Growing up on the frontier. His father Jonathan Browning was a true pioneer, crossing the plains to Utah by wagon train in the early 1850s. He was a gun designer and businessman of note and had done groundbreaking gun design in Illinois, many years before coming to Utah with the Mormon pioneers.

In the truest sense, John Moses Browning grew up on the great American frontier.  John worked in his father's Ogden gun and blacksmithing shop from around the age seven until he and his brothers took over after his father's death. It was at this shop, where he was taught large doses of frontier engineering techniques. It is also where he gained his first understanding of the principles of manufacturing.

His father was indeed an incredible man -- a true Renaissance man --  and he encouraged John and his brothers to experiment and test the concepts for improving products and tools, especially firearms.John Browning developed his first rifle, the Single Shot Browning at his father's shop. It was a single shot with a falling block action. It differed greatly from the popular Sharps rifle of the day in that the hammer was centered on the action and ingeniously dropped down, out of the way to load a new cartridge. With the design of his rifle, he and his brother Matt started their own manufacturing facility and began producing their rifle in Ogden. About 600 were produced before John Moses Browning was "discovered" by Winchester Repeating Arms.
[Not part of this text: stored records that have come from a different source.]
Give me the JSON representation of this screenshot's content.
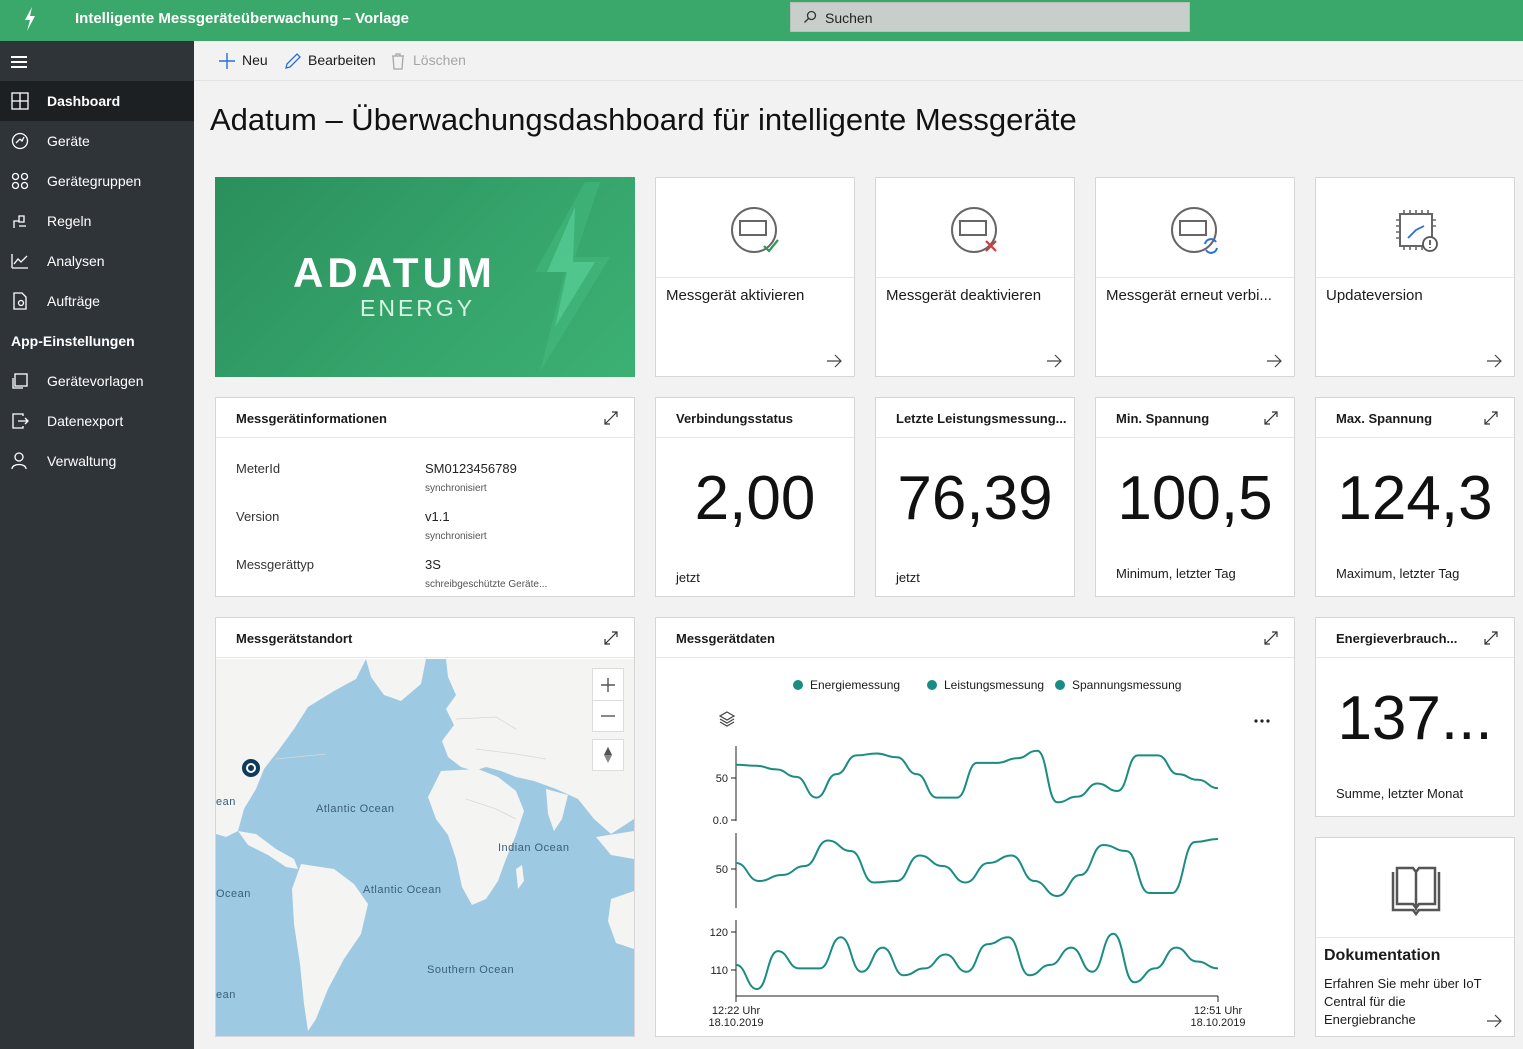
{
  "app": {
    "title": "Intelligente Messgeräteüberwachung – Vorlage",
    "search_placeholder": "Suchen",
    "accent": "#3aa86a"
  },
  "sidebar": {
    "items": [
      {
        "label": "Dashboard",
        "icon": "dashboard-icon",
        "active": true
      },
      {
        "label": "Geräte",
        "icon": "devices-icon"
      },
      {
        "label": "Gerätegruppen",
        "icon": "device-groups-icon"
      },
      {
        "label": "Regeln",
        "icon": "rules-icon"
      },
      {
        "label": "Analysen",
        "icon": "analytics-icon"
      },
      {
        "label": "Aufträge",
        "icon": "jobs-icon"
      }
    ],
    "section": "App-Einstellungen",
    "settings": [
      {
        "label": "Gerätevorlagen",
        "icon": "device-templates-icon"
      },
      {
        "label": "Datenexport",
        "icon": "data-export-icon"
      },
      {
        "label": "Verwaltung",
        "icon": "administration-icon"
      }
    ]
  },
  "commands": {
    "new": "Neu",
    "edit": "Bearbeiten",
    "delete": "Löschen"
  },
  "page_title": "Adatum – Überwachungsdashboard für intelligente Messgeräte",
  "logo": {
    "word": "ADATUM",
    "sub": "ENERGY"
  },
  "actions": [
    {
      "label": "Messgerät aktivieren",
      "icon": "meter-activate-icon"
    },
    {
      "label": "Messgerät deaktivieren",
      "icon": "meter-deactivate-icon"
    },
    {
      "label": "Messgerät erneut verbi...",
      "icon": "meter-reconnect-icon"
    },
    {
      "label": "Updateversion",
      "icon": "firmware-update-icon"
    }
  ],
  "info_tile": {
    "title": "Messgerätinformationen",
    "rows": [
      {
        "label": "MeterId",
        "value": "SM0123456789",
        "sub": "synchronisiert"
      },
      {
        "label": "Version",
        "value": "v1.1",
        "sub": "synchronisiert"
      },
      {
        "label": "Messgerättyp",
        "value": "3S",
        "sub": "schreibgeschützte Geräte..."
      }
    ]
  },
  "kpis": [
    {
      "title": "Verbindungsstatus",
      "value": "2,00",
      "sub": "jetzt"
    },
    {
      "title": "Letzte Leistungsmessung...",
      "value": "76,39",
      "sub": "jetzt"
    },
    {
      "title": "Min. Spannung",
      "value": "100,5",
      "sub": "Minimum, letzter Tag"
    },
    {
      "title": "Max. Spannung",
      "value": "124,3",
      "sub": "Maximum, letzter Tag"
    }
  ],
  "energy_kpi": {
    "title": "Energieverbrauch...",
    "value": "137...",
    "sub": "Summe, letzter Monat"
  },
  "map": {
    "title": "Messgerätstandort",
    "labels": [
      "Atlantic Ocean",
      "Indian Ocean",
      "Atlantic Ocean",
      "Southern Ocean",
      "ean",
      "Ocean",
      "ean"
    ]
  },
  "documentation": {
    "title": "Dokumentation",
    "body": "Erfahren Sie mehr über IoT Central für die Energiebranche"
  },
  "chart_data": {
    "type": "line",
    "title": "Messgerätdaten",
    "legend": [
      "Energiemessung",
      "Leistungsmessung",
      "Spannungsmessung"
    ],
    "legend_position": "top",
    "series_color": "#1a8c84",
    "x_labels": [
      {
        "time": "12:22 Uhr",
        "date": "18.10.2019"
      },
      {
        "time": "12:51 Uhr",
        "date": "18.10.2019"
      }
    ],
    "panels": [
      {
        "name": "Energiemessung",
        "yticks": [
          "50",
          "0.0"
        ],
        "ylim": [
          0,
          80
        ],
        "values": [
          60,
          59,
          55,
          47,
          25,
          50,
          70,
          72,
          68,
          50,
          25,
          25,
          62,
          62,
          67,
          75,
          20,
          26,
          40,
          32,
          70,
          70,
          50,
          44,
          35
        ]
      },
      {
        "name": "Leistungsmessung",
        "yticks": [
          "50"
        ],
        "ylim": [
          20,
          70
        ],
        "values": [
          50,
          38,
          42,
          48,
          65,
          58,
          37,
          38,
          55,
          48,
          37,
          50,
          55,
          38,
          28,
          42,
          62,
          58,
          30,
          30,
          64,
          66
        ]
      },
      {
        "name": "Spannungsmessung",
        "yticks": [
          "120",
          "110"
        ],
        "ylim": [
          104,
          126
        ],
        "values": [
          113,
          106,
          117,
          112,
          112,
          121,
          111,
          118,
          110,
          112,
          116,
          111,
          119,
          121,
          110,
          113,
          118,
          111,
          122,
          108,
          112,
          118,
          114,
          112
        ]
      }
    ]
  }
}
A historical overview from the Browning Collector's Association website. This historical synopsis gives an excellent overview of his life and a few of his accomplishments There are too many to list here. Go to the Browning Collector's Association site for an extensive listing of history and information on his inventions. 
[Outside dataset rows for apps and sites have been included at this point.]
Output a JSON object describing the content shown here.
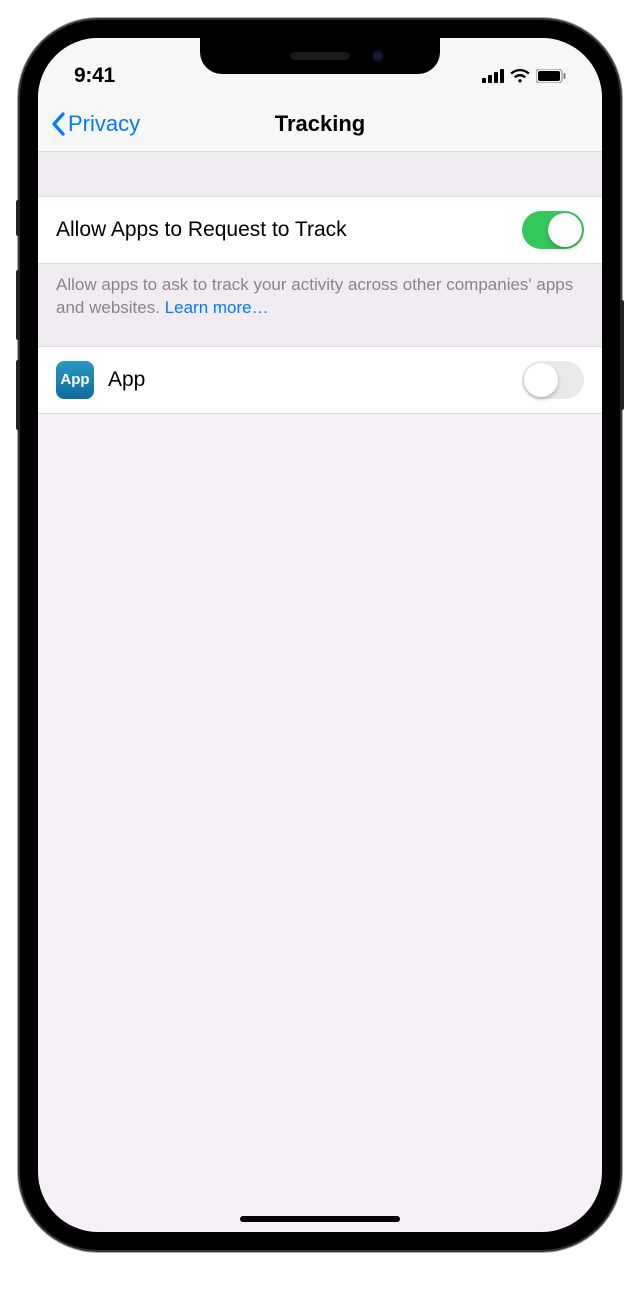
{
  "status": {
    "time": "9:41"
  },
  "nav": {
    "back_label": "Privacy",
    "title": "Tracking"
  },
  "allow_tracking": {
    "label": "Allow Apps to Request to Track",
    "on": true
  },
  "footer": {
    "text": "Allow apps to ask to track your activity across other companies' apps and websites. ",
    "link": "Learn more…"
  },
  "app_row": {
    "icon_text": "App",
    "label": "App",
    "on": false
  }
}
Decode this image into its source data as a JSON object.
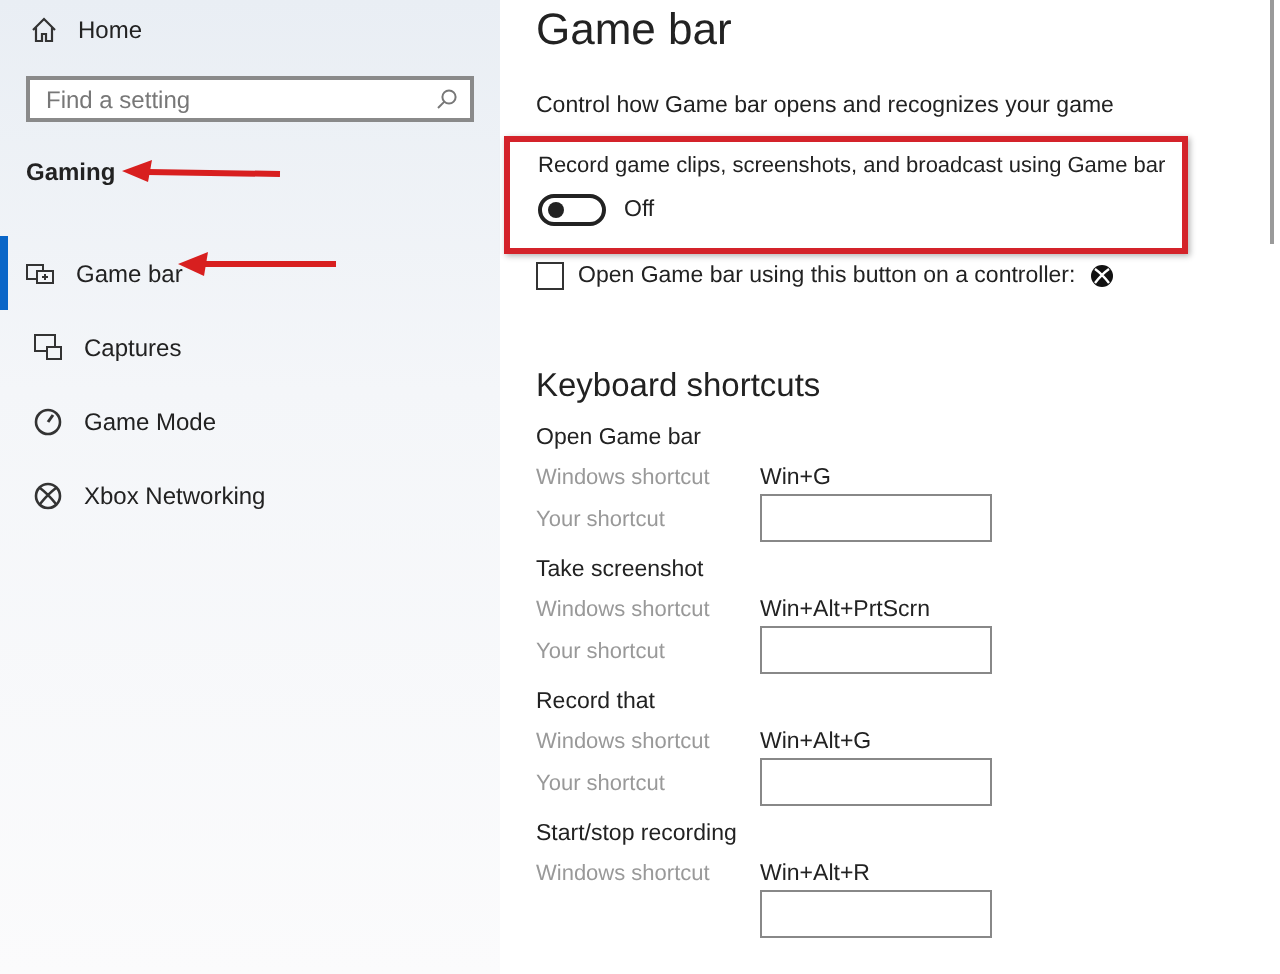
{
  "sidebar": {
    "home": "Home",
    "search": {
      "placeholder": "Find a setting"
    },
    "section": "Gaming",
    "items": [
      {
        "label": "Game bar",
        "selected": true
      },
      {
        "label": "Captures",
        "selected": false
      },
      {
        "label": "Game Mode",
        "selected": false
      },
      {
        "label": "Xbox Networking",
        "selected": false
      }
    ]
  },
  "main": {
    "title": "Game bar",
    "description": "Control how Game bar opens and recognizes your game",
    "record": {
      "label": "Record game clips, screenshots, and broadcast using Game bar",
      "on": false,
      "state_text": "Off"
    },
    "controller": {
      "label": "Open Game bar using this button on a controller:",
      "checked": false
    },
    "shortcuts_title": "Keyboard shortcuts",
    "shortcuts": [
      {
        "name": "Open Game bar",
        "windows_label": "Windows shortcut",
        "windows_value": "Win+G",
        "your_label": "Your shortcut"
      },
      {
        "name": "Take screenshot",
        "windows_label": "Windows shortcut",
        "windows_value": "Win+Alt+PrtScrn",
        "your_label": "Your shortcut"
      },
      {
        "name": "Record that",
        "windows_label": "Windows shortcut",
        "windows_value": "Win+Alt+G",
        "your_label": "Your shortcut"
      },
      {
        "name": "Start/stop recording",
        "windows_label": "Windows shortcut",
        "windows_value": "Win+Alt+R"
      }
    ]
  }
}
"It can be argued that John M. Browning was pre-destined to his future title as the "Father of Modern Firearms." John's father Johnathan was an accomplished gunsmith in his own right, with numerous original designs to his credit. John, along with third-generation Brownings, would build upon that legacy.

John Moses Browning was born on January 23, 1855, in Ogden, Utah.

"At the age of ten, John built his first gun from his dad's scraps. He received his first patent at age 24 for a rifle that Winchester manufactured as its Single Shot Model 1885. Impressed by the young man's inventiveness, Winchester asked Browning if he could design a lever-action-repeating shotgun. Browning could and did, but his efforts convinced him that a pump-action mechanism would work better, and he patented his first pump model shotgun in 1888.

"In 1889, Browning began experimenting with his idea of harnessing the force from the gas emitted from the muzzle when a gun was fired. Three years later, he received a patent for the first crude fully automatic weapon that used those gases to power a mechanism that automatically reloaded the next bullet. Shortly thereafter, U.S. soldiers went to Europe during WWI carrying Browning Automatic Rifles, as well as Browning's deadly machine guns."